I haven’t always capitalized the ‘W’ in my own writing, but I do now
In recent days, multiple well-respected journalistic outlets have announced to much fanfare that, having reflected on the rapidly shifting American racial landscape, they will be capitalizing “Black” as designations for people and cultures. Some have also clarified why they’re not capitalizing “white.”
“Black is an ethnic designation; white merely describes the skin color of people who can, usually without much difficulty, trace their ethnic origins back to a handful of European countries,” wrote Mike Laws in the Columbia Journalism Review on June 16, before the article was updated with revised language. Dean Baquet and Phil Corbett of the New York Times wrote that “there is less of a sense that ‘white’ describes a shared culture and history.”
Unfortunately, this choice runs the risk of reinforcing the dangerous myth that White people in America do not have a racial identity.
I haven’t always capitalized “White” in my own writing, but I do now. Here’s why.
Whiteness is not only an absence. It’s not a hole in the map of America’s racial landscape. Rather, it is a specific social category that confers identifiable and measurable social benefits. We were collectively reminded of that this past week, when Mark and Patricia McCloskey of St. Louis stood outside their home pointing loaded firearms directly at peaceful protestors making their way down the street. In that moment, the McCloskeys held the lives of strangers in their hands. They could have murdered any of those Black people that day, and history both distant and recent suggests that they may have been able to do so with total impunity.
When we ignore the specificity and significance of Whiteness — the things that it is, the things that it does — we contribute to its seeming neutrality and thereby grant it power to maintain its invisibility.

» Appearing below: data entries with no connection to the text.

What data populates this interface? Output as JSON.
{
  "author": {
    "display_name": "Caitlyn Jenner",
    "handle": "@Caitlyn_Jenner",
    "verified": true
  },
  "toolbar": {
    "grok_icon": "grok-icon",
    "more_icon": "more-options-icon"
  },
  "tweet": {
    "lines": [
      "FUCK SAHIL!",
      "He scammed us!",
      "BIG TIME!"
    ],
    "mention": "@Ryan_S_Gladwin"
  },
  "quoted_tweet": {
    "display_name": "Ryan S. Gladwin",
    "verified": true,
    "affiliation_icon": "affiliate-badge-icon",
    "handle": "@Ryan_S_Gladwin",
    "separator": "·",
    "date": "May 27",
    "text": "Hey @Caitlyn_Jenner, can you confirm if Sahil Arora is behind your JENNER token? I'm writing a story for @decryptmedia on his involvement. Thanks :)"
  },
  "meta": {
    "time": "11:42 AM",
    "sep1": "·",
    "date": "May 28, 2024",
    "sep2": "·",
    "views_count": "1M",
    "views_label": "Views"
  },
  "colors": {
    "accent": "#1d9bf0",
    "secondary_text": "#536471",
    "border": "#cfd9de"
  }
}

Meanwhile, Black people, from Tamir Rice to Darrien Hunt to John Crawford, and countless others whose names we…